This grant will allow me to find the biological signatures that could potentially contribute to better understanding of metabolism, inflammation, and energy utilization driven by the gut microbiome.
(PRWEB) June 16, 2016
uBiome, the leading microbial genomics company, will double the number of academic researchers it will support after two projects tied for first place in a public vote to decide between six short-listed finalists. The two winning researchers, from the Yale School of Medicine and the University of Illinois at Chicago will therefore each receive up to $100,000 of uBiome microbiome testing kits and full laboratory analysis, fast-tracking studies of the vaginal microbiome of women with unexplained infertility, and the gut microbiome of athletes.
The first winner, Cindy Duke, MD, PhD, Clinical Instructor at the Yale School of Medicine, is aiming to explore the relationship between ovulation induction cycle medication protocol and the vaginal microbiome in women undergoing assisted reproduction. Cindy also hopes to identify changes in the vaginal microbiome amongst patients of different demographic profiles.
Jarrad T. Hampton-Marcell is the second winner. Jarrad is a PhD candidate in the lab of Dr. Rachel Poretsky, Assistant Professor of Microbial Ecology at the University of Illinois at Chicago. A former high school quarterback, Jarrad is seeking to understand how the gut microbiome can influence athletic performance via the mechanisms driving the interaction between microbial metabolism and host response.
uBiome launched the finals of its uBiome Microbiome Research Grant Competition in April this year after scores of applicants applied. They were shortlisted by the uBiome Scientific Executive Committee, then online voting was opened to the public, with thousands of preferences being expressed.
uBiome uses next generation high-throughput DNA sequencing technology to generate detailed analysis of the human microbiome, the ecosystem of trillions of bacteria which populate the human body, both in and on it.
While most of an individual’s bacteria is found in the gut, there are dozens of other bacteria-harboring sites on the body, most with their own distinct microbial profiles. Individuals can have their own microbiomes tested by uBiome by providing a straightforward self-swabbed sample, returned by mail. Analysis is currently provided for five sites – gut, oral, nose, genitals, and skin.
Bacteria in the gut play a vital part in health, supporting digestion and the synthesis of vitamins. However pathogenic bacteria are associated with a range of conditions, some of them serious, such as celiac disease, inflammatory bowel disease – including both Crohn’s disease and ulcerative colitis, irritable bowel syndrome, esophageal reflux and esophageal cancer, Clostridium difficile infection, colorectal cancer, and many others.

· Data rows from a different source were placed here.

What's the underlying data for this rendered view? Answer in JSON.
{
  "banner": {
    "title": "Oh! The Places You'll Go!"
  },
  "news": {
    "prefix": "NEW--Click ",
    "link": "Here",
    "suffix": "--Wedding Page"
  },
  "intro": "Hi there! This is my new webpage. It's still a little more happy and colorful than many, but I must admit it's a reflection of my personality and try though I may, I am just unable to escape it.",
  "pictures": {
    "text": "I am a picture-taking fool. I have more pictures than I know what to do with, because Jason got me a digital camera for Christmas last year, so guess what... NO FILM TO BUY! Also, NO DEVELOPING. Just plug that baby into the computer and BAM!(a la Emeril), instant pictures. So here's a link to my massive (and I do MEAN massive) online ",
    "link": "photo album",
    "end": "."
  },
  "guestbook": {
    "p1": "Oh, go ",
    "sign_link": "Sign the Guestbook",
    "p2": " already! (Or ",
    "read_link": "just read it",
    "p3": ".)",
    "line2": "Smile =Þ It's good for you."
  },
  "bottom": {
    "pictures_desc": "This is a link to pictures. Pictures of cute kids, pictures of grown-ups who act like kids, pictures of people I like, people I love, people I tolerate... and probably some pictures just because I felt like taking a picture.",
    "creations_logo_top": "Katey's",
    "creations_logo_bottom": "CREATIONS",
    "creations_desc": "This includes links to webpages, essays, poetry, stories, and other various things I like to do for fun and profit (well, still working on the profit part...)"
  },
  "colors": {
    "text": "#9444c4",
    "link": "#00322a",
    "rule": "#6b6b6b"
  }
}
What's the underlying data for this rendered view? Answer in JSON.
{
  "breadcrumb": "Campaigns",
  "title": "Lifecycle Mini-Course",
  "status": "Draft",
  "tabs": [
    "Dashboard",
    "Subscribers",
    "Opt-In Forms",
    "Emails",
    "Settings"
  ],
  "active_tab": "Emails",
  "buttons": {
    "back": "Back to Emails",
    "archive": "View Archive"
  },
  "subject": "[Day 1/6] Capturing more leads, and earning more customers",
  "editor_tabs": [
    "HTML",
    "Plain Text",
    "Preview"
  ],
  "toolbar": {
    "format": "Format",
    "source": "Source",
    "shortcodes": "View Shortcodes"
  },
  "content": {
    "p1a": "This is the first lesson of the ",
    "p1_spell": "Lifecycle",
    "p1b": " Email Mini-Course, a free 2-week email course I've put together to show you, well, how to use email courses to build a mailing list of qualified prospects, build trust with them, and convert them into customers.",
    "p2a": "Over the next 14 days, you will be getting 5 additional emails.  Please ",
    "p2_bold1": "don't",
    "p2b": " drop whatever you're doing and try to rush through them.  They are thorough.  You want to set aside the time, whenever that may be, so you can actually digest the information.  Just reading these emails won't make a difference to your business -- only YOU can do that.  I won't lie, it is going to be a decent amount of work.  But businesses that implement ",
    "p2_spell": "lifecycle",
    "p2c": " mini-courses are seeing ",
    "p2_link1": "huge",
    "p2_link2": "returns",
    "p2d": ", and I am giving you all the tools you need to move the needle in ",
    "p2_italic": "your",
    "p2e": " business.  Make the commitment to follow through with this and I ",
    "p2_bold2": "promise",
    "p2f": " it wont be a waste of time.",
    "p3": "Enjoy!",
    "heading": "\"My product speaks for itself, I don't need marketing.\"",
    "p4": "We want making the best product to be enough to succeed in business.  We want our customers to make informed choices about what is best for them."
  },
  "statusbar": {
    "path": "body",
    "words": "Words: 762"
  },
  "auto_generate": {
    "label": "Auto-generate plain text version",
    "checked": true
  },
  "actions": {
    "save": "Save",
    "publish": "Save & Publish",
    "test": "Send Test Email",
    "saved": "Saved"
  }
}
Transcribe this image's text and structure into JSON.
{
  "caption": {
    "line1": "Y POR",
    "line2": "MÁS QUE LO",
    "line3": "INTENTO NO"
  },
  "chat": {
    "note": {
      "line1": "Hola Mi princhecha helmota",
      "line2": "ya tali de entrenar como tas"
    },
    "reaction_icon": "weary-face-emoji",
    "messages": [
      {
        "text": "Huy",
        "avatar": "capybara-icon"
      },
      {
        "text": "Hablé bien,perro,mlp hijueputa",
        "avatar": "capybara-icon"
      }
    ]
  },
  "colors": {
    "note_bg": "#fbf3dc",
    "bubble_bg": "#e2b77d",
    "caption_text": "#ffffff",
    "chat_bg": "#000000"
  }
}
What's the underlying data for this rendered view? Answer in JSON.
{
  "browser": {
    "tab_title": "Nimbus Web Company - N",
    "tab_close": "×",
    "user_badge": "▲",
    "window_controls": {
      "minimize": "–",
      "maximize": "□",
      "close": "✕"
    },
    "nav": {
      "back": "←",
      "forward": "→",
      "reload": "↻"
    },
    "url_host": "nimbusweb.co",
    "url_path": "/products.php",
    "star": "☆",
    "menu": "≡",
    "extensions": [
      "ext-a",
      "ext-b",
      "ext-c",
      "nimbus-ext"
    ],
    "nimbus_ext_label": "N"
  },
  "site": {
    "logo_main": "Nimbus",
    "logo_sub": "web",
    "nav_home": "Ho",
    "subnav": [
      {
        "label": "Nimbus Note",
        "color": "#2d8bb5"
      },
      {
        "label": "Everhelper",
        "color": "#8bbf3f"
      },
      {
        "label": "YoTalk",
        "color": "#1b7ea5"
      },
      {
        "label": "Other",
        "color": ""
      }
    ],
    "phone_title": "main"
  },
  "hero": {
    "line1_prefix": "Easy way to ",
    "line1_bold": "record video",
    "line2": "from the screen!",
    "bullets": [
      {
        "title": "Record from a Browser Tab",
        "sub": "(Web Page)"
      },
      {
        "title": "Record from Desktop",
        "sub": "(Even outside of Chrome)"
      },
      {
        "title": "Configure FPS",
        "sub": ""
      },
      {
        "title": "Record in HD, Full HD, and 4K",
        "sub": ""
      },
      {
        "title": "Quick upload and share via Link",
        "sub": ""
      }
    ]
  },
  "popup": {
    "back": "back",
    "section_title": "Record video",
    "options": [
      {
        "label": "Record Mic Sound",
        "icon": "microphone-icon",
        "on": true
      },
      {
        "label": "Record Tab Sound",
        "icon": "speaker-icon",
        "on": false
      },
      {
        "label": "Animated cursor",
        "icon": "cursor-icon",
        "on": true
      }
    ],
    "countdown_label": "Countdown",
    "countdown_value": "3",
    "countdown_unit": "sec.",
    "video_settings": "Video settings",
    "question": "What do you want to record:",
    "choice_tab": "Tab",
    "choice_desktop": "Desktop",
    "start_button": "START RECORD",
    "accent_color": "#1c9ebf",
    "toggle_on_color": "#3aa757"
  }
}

Cindy Duke believes her award will have a major impact on her work. “About one in eight couples in the US experience difficulty achieving pregnancy (infertility), and around one third of these cases are unexplained. It’s an enormous problem, yet surprisingly little work has been done in exploring possible associations between the vaginal microbiome and infertility. uBiome’s generous award will enable me to dramatically scale up the number of participants I can work with, greatly accelerating the progress of this impactful study.”
Jarrad Hampton-Marcell is notes, “This grant will allow me to find the biological signatures that could potentially contribute to better understanding of metabolism, inflammation, and energy utilization driven by the gut microbiome and begin to understand how to create individualized (and affordable) treatments based on one's lifestyle. I am very grateful for this opportunity, and I thank uBiome for selecting me as one of their recipients for this grant."
Jessica Richman, Co-founder and CEO of uBiome, says: “We were delighted by both the volume and quality of the applications we received for our uBiome Microbiome Research Grant Competition, and I’m excited to see what these researchers learn as their studies progress. It’s a great honor to be in a position to support such amazing scientists doing ground-breaking work in the microbiome.”
uBiome was launched in 2012 by scientists and technologists educated at Stanford and UCSF after a crowdfunding campaign raised over $350,000 from citizen scientists, over triple its initial goal. The company is funded by Andreessen Horowitz, Y Combinator, and other leading investors.
uBiome’s mission is to use big data to understand the human microbiome by giving users the power to learn about their bodies, perform experiments, and see how current research studies apply to them.